Sir Ivan Rogers, the UK’s Ambassador to the European Union has today resigned from his position, a full ten months before his scheduled departure from the role in November 2017.
The resignation comes a month after making public comments that he felt a post-brexit trade deal could take as long as ten years to conclude, despite the two year limits imposed in Article 50 of the Treaty of Lisbon. Downing Street later refuted the comments as not reflecting the view of the British Government.
Mr Rogers was a part of former prime minister David Cameron’s negotiating team when he unsuccessfully attempted to renegotiate Britain’s position within the European Union. A failure which ultimately led to the EU referendum and Britain’s subsequent vote to leave.
Former Deputy Prime Minister Nick Clegg, who previously worked with Sir Ivan said “If the reports are true that he has been hounded out by hostile Brexiteers in government, it counts as a spectacular own goal. The government needs all the help it can get from good civil servants to deliver a workable Brexit.”
While the Government have yet to issue an official statement on Rogers resignation a source in Whitehall today said that it would not affect the governments proposed triggering of article 50 later on this year.
With preparations for this process to be made and significant ground still to be decided upon, the Government will come under significant pressure to appoint a new ambassador as quickly as possible.

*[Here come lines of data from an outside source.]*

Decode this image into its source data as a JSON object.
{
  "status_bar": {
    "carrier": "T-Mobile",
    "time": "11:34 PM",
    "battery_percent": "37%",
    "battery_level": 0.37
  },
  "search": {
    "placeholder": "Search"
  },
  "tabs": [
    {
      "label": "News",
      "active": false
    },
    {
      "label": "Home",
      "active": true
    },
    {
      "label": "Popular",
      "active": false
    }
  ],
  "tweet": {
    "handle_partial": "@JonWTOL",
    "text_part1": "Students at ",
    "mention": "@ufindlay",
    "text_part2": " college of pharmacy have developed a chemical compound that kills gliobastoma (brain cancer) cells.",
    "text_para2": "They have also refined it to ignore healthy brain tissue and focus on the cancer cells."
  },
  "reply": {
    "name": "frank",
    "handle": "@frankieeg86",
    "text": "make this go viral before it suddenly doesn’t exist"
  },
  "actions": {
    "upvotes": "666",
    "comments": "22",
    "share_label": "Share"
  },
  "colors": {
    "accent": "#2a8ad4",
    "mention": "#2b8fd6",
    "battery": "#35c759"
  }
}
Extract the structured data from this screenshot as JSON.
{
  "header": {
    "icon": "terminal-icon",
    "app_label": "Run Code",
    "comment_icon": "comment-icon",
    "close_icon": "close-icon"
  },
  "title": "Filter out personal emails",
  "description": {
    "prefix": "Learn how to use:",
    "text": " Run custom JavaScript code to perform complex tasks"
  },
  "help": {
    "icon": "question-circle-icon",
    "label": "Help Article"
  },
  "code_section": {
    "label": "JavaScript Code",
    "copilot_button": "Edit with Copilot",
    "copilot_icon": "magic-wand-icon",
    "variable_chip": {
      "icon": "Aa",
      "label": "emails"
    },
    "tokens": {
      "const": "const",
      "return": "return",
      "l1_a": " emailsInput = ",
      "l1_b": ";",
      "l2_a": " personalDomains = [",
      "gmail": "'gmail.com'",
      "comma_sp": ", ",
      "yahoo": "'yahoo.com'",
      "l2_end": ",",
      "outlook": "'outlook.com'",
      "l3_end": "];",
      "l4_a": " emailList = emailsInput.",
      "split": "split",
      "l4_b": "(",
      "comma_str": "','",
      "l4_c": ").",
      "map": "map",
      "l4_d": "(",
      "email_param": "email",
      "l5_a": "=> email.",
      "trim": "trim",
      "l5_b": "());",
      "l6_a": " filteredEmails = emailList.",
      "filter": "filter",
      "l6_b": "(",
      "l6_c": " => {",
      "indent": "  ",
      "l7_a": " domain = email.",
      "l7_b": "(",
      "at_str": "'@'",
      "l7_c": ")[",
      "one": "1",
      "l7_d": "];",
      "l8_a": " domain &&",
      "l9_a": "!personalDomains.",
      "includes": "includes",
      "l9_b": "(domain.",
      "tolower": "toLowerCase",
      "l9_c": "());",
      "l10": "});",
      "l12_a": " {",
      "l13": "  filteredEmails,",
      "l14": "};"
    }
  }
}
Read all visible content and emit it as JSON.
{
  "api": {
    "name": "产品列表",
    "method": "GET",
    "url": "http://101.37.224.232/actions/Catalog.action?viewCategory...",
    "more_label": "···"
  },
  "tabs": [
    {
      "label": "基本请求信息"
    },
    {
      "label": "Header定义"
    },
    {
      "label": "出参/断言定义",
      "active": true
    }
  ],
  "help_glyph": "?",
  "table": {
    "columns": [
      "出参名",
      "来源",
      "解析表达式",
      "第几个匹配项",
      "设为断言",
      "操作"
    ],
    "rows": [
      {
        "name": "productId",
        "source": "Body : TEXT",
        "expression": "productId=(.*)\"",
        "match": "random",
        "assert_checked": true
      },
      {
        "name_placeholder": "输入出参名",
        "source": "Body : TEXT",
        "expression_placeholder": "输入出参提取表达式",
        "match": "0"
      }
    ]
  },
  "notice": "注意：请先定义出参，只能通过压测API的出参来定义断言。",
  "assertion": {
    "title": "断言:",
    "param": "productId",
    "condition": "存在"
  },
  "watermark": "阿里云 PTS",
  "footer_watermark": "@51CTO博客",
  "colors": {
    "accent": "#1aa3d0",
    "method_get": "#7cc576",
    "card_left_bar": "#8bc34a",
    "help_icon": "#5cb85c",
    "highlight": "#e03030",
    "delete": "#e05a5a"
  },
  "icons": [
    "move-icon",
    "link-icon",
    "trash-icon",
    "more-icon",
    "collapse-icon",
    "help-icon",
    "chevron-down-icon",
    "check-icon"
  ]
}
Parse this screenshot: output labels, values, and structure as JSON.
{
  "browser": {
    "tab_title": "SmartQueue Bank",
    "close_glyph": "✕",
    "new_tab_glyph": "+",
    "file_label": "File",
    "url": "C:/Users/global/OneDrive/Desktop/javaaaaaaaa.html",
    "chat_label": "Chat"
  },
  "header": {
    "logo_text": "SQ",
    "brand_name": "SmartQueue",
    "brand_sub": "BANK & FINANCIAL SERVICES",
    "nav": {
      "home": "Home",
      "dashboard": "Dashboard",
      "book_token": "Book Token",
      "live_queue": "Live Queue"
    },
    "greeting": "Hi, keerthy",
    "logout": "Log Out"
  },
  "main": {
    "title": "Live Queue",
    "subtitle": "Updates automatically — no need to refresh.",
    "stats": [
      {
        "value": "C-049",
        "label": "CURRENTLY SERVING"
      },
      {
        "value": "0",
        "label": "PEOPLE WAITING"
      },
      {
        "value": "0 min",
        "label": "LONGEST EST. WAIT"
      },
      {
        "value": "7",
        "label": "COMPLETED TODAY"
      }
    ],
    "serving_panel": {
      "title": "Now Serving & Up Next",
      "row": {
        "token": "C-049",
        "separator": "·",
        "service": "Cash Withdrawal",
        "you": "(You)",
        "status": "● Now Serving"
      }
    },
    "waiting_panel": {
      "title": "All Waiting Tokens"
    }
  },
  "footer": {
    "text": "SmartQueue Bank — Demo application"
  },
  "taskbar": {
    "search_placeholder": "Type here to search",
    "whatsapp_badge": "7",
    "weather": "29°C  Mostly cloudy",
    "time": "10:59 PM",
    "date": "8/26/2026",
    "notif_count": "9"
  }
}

However reports that Nigel Farage had already sent his CV in for the position were described as laughable by one government source.